— Task instructions —
Once the pictures are removed, restate the listing word for word.

— Entries shown —
········

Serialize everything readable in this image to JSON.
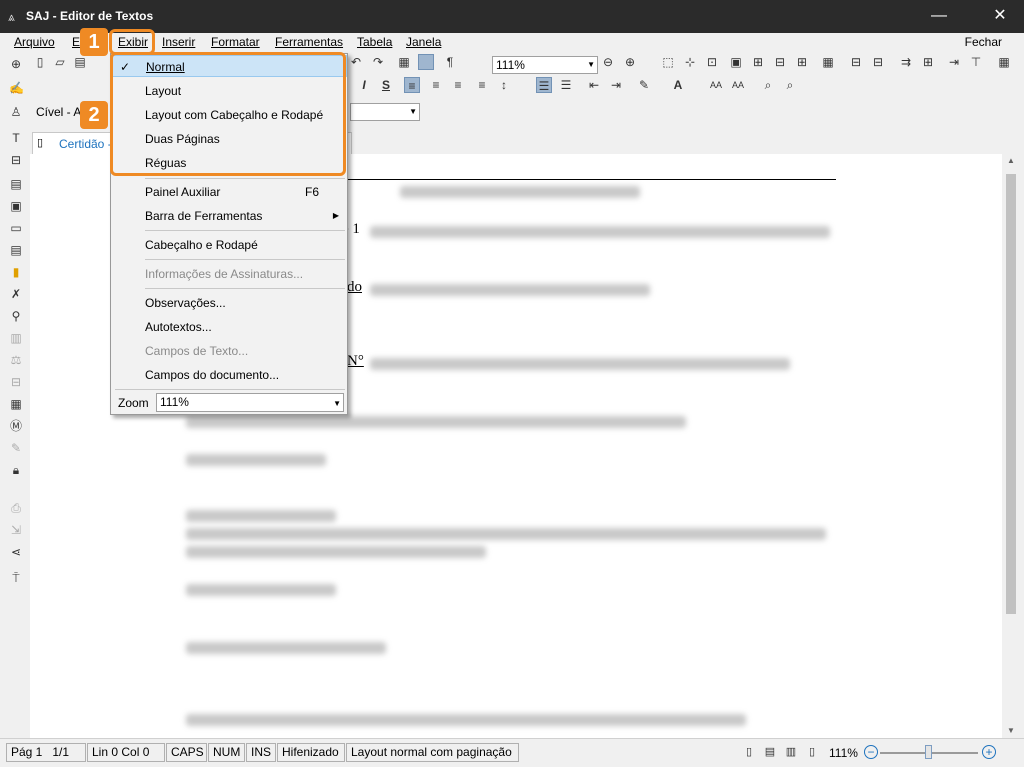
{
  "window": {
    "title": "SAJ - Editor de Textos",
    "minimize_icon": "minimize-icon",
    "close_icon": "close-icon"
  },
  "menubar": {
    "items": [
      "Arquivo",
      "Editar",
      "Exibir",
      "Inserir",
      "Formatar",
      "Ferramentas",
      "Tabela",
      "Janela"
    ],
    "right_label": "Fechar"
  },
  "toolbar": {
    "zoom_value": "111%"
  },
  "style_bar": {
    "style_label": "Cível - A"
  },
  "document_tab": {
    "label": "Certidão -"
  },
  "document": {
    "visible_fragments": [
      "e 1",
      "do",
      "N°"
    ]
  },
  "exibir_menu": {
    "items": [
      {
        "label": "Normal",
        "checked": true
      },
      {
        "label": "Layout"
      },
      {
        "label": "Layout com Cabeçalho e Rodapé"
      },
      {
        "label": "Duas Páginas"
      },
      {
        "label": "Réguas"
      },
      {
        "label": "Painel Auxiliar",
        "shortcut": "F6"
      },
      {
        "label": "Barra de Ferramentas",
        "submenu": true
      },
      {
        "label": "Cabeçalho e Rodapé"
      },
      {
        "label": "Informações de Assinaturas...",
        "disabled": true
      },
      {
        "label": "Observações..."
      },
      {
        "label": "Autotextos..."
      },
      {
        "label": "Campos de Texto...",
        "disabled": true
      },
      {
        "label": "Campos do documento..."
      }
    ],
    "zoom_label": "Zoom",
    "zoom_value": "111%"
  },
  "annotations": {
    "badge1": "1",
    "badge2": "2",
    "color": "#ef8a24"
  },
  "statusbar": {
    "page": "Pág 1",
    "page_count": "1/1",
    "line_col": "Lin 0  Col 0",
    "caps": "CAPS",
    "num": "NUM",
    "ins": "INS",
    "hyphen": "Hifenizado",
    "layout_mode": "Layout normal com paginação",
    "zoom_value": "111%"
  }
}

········

— Output for this exercise —
Serialize everything readable in this image to JSON.
{
  "window": {
    "title": "SAJ - Editor de Textos",
    "minimize_icon": "minimize-icon",
    "close_icon": "close-icon"
  },
  "menubar": {
    "items": [
      "Arquivo",
      "Editar",
      "Exibir",
      "Inserir",
      "Formatar",
      "Ferramentas",
      "Tabela",
      "Janela"
    ],
    "right_label": "Fechar"
  },
  "toolbar": {
    "zoom_value": "111%"
  },
  "style_bar": {
    "style_label": "Cível - A"
  },
  "document_tab": {
    "label": "Certidão -"
  },
  "document": {
    "visible_fragments": [
      "e 1",
      "do",
      "N°"
    ]
  },
  "exibir_menu": {
    "items": [
      {
        "label": "Normal",
        "checked": true
      },
      {
        "label": "Layout"
      },
      {
        "label": "Layout com Cabeçalho e Rodapé"
      },
      {
        "label": "Duas Páginas"
      },
      {
        "label": "Réguas"
      },
      {
        "label": "Painel Auxiliar",
        "shortcut": "F6"
      },
      {
        "label": "Barra de Ferramentas",
        "submenu": true
      },
      {
        "label": "Cabeçalho e Rodapé"
      },
      {
        "label": "Informações de Assinaturas...",
        "disabled": true
      },
      {
        "label": "Observações..."
      },
      {
        "label": "Autotextos..."
      },
      {
        "label": "Campos de Texto...",
        "disabled": true
      },
      {
        "label": "Campos do documento..."
      }
    ],
    "zoom_label": "Zoom",
    "zoom_value": "111%"
  },
  "annotations": {
    "badge1": "1",
    "badge2": "2",
    "color": "#ef8a24"
  },
  "statusbar": {
    "page": "Pág 1",
    "page_count": "1/1",
    "line_col": "Lin 0  Col 0",
    "caps": "CAPS",
    "num": "NUM",
    "ins": "INS",
    "hyphen": "Hifenizado",
    "layout_mode": "Layout normal com paginação",
    "zoom_value": "111%"
  }
}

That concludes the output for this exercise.